    Criminals can also employ remote/keyless entry jamming equipment; so make sure your car is locked physically by trying the door handle and viewing the indicators flash, before leaving it.
    Boost for Great Shelford village warden scheme

    Great Shelford village warden scheme is to get a share of more than £23,000 awarded by South Cambridgeshire Council to tackle isolation among elderly residents

    Fourteen community groups have been awarded £23,410 by the District Council’s long-running Mobile Wardens grant scheme. The funding will help the groups to tackle isolation by supporting elderly residents to stay in their own homes and communities.

    Through community care schemes, Mobile Wardens regularly visit elderly residents in their homes, helping with light practical tasks and establishing supportive relationships.

    The applicants for 2019/20 grant funding included 11 schemes that were supported during the previous year, plus three additional schemes. In order to fund all 11 returning schemes to the same level, as well as the three additional schemes in Waterbeach, Stapleford and Great Shelford, the total funding for 2019-2020 has increased by £3,300.
    Little Shelford Bowls Club welcomes new members

    Little Shelford has a small and friendly bowls club, which has members from surrounding villages including a number from Stapleford. Our green is at the far end of the Wale Recreation Ground off Whittlesford Road, and we play matches on weekday evenings and Wednesday afternoons from late April to early September.
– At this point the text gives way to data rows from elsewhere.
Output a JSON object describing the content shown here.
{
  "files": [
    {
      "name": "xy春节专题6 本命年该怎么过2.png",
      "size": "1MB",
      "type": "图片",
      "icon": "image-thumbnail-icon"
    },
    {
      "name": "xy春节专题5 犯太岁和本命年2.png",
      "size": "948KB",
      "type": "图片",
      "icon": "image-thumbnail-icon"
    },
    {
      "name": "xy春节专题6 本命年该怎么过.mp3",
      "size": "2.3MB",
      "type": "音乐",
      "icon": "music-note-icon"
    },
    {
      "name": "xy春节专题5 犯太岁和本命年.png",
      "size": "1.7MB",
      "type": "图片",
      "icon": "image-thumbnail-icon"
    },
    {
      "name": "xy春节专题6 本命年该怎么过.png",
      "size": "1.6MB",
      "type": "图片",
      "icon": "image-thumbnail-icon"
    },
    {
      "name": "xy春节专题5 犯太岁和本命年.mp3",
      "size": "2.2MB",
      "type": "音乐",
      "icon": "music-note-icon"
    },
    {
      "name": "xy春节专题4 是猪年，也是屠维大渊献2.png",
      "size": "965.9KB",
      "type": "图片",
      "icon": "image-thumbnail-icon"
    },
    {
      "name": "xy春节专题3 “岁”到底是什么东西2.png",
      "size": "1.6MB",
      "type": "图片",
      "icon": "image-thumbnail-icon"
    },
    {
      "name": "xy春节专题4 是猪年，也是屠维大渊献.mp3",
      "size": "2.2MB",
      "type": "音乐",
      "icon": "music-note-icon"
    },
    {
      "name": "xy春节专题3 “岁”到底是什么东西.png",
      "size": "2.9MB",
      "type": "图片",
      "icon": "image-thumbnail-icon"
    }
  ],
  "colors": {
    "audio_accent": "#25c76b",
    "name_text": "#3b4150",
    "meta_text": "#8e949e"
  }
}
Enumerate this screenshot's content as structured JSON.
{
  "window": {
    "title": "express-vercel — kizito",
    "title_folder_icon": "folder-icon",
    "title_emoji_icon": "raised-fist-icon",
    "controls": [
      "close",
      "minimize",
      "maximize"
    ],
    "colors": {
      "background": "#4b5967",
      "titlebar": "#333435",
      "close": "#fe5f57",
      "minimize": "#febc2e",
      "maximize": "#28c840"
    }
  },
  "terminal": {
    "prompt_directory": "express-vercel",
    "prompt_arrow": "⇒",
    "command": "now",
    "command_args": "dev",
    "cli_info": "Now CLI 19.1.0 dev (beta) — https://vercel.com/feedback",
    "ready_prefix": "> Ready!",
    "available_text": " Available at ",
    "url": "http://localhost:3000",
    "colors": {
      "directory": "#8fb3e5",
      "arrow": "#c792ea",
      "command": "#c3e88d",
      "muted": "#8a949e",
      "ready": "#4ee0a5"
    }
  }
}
    We are always keen to welcome new members and will be holding Open Days on Saturday 20thand 27thApril, starting at 2pm. If you would like to try your hand at bowls, or just find out more, come and join us. All you will need is a pair of flat-soled shoes. You are also welcome to contact our Secretary Ray Saich on 842737 if you have any queries.

    Wine bar letter

    Noel Young Wines are planning to open a wine bar in Great Shelford in 2019. The proposals will be considered shortly by planners. In the meantime Noel young has issued this note:

    "So we are getting to the crucial stage of our relocation to Great Shelford and opening a new bigger shop and wine bar. Planning application has been delayed so that we can deal with a couple of objections - which we feel we have done! I am also going to be present at the next Great Shelford Parish Council Planning Meeting (19/2/19), to answer any concerns and explain our intentions should any be unclear. We have ample parking, we will have no big lorries delivering, we will not be opening early and creating noise and neither will we be late. We will be providing Great Shelford and the neighbouring villages, a high class wine shop and quality wine bar, offering a convivial atmosphere tasty food and somewhere that is different to what we as locals have right now. Great Shelford badly needs more places to go and we have been overwhelmed with the amount of positivity and excitement about this venture from literally hundreds of locals visiting the shop over the last 8 weeks since we announced this. So it would be great if we could have some support ahead of our 19th February Parish Council meeting. Be great if some people could actually be there on the night to offer such support, but also in advance please write to the parish council. Thanks for all the kind messages we have received, it's a bit of a slog but hopefully we are almost there. Keep checking social media - nywines on Twitter and Instagram in particular for regular updates! Cheers Noel."

    Shelford Twinning Association Visit to Verneuil en Halatte

    25th – 28th May 2019

    An opportunity to get to know our twinned village, situated just north of Paris and its lovely people. Why not join us?

    Luxury door to door coach travel, accommodation with a French family and interesting visits. Ability to speak French is not essential!

    All are welcome – Singles, couples, children, family groups.

    All-inclusive price: Adults £95, Children (Year 7 and under) £70.

    For more information, please contact

    Sarah Haddow  (sarah.haddow@talk21.com) or Colin Jefferson (colin@frenchfrogs.net)

    Click here to see Great Shelford news before February 2019